Bottom Line: Those changes produce significant effects in human and natural activities.Then, the obtained results are evaluated by means of a quality control analysis, as well as with complementary graphical representations.The suggested methodology has also been proved efficiently for identifying the change detection index with the higher contribution.

View Article: PubMed Central - PubMed

Affiliation: ETSITGC, Universidad Politécnica de Madrid, Madrid, Spain. inigo.molina@upm.es

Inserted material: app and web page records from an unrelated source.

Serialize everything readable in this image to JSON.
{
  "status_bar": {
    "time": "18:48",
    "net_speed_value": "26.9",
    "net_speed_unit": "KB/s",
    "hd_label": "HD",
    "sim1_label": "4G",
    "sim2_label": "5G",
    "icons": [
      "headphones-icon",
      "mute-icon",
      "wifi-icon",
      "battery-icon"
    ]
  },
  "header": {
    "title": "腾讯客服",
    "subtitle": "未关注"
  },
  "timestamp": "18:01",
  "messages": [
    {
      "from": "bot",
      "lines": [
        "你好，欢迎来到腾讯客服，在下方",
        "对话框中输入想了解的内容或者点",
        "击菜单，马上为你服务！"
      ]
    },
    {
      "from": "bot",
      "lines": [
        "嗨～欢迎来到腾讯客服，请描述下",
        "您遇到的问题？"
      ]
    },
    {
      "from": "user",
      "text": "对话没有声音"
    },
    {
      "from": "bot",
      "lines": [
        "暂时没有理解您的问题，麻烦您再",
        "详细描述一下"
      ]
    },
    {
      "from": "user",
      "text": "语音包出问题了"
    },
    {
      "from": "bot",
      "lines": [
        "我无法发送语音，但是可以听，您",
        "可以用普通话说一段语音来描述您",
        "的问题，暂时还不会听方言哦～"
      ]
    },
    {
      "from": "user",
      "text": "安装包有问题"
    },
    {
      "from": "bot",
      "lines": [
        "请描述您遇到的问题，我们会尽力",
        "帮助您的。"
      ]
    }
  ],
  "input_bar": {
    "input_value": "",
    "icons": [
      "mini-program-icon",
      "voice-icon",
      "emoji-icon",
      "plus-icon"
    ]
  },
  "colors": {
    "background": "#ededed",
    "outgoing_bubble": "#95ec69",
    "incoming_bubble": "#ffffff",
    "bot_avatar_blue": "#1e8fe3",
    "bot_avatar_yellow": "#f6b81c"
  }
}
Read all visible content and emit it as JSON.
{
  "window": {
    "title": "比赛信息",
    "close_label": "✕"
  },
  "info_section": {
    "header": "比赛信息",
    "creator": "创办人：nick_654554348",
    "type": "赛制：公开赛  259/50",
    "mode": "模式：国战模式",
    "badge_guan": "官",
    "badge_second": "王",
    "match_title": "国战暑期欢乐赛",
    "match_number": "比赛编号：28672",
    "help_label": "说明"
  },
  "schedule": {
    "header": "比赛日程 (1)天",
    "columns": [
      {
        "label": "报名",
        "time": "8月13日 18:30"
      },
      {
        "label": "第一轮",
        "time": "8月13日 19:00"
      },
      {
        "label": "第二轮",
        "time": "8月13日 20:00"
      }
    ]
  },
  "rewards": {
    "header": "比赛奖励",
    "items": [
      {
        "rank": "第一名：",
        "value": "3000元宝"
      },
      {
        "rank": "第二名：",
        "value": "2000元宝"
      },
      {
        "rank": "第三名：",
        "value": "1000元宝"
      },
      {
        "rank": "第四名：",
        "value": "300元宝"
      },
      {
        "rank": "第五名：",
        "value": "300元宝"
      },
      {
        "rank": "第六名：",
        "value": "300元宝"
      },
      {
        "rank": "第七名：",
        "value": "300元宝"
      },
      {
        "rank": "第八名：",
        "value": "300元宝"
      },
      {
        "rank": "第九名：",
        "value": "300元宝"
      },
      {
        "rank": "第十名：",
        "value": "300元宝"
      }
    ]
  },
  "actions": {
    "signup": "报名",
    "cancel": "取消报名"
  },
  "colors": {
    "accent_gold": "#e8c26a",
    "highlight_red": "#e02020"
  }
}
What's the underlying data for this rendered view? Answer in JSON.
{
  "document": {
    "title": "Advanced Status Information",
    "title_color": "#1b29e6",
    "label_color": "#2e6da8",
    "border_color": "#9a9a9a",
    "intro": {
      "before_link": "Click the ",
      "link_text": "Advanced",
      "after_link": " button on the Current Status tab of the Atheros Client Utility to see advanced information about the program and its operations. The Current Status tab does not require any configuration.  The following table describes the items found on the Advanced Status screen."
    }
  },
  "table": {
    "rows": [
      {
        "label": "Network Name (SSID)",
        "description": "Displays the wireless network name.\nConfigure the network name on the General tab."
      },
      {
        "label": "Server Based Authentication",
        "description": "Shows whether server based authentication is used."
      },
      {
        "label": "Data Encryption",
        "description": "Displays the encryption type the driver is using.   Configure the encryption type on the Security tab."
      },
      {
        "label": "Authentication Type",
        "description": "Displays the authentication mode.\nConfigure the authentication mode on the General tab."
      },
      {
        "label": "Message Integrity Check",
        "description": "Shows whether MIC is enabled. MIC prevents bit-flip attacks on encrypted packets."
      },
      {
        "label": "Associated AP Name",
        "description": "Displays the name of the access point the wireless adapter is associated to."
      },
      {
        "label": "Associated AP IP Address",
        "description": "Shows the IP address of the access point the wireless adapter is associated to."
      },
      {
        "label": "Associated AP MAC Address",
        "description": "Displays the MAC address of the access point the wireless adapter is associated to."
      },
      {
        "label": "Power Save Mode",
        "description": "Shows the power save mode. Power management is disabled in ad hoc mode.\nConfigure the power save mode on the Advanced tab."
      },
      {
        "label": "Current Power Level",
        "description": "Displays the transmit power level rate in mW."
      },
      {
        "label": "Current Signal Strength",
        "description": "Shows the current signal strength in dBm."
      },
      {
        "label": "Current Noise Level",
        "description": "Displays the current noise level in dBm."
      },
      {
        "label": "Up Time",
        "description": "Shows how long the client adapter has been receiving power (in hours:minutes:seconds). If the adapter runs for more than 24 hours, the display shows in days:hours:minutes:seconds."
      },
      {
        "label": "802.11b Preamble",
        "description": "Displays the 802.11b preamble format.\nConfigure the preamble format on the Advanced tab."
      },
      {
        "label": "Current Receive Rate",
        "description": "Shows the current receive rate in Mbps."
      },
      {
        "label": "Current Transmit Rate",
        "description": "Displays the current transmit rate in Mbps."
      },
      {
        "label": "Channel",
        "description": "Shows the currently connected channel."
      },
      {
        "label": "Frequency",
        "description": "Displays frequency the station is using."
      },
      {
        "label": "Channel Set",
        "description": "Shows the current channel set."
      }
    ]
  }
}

ABSTRACT
Landcover is subject to continuous changes on a wide variety of temporal and spatial scales. Those changes produce significant effects in human and natural activities. Maintaining an updated spatial database with the occurred changes allows a better monitoring of the Earth's resources and management of the environment. Change detection (CD) techniques using images from different sensors, such as satellite imagery, aerial photographs, etc., have proven to be suitable and secure data sources from which updated information can be extracted efficiently, so that changes can also be inventoried and monitored. In this paper, a multisource CD methodology for multiresolution datasets is applied. First, different change indices are processed, then different thresholding algorithms for change/no_change are applied to these indices in order to better estimate the statistical parameters of these categories, finally the indices are integrated into a change detection multisource fusion process, which allows generating a single CD result from several combination of indices. This methodology has been applied to datasets with different spectral and spatial resolution properties. Then, the obtained results are evaluated by means of a quality control analysis, as well as with complementary graphical representations. The suggested methodology has also been proved efficiently for identifying the change detection index with the higher contribution.

No MeSH data available.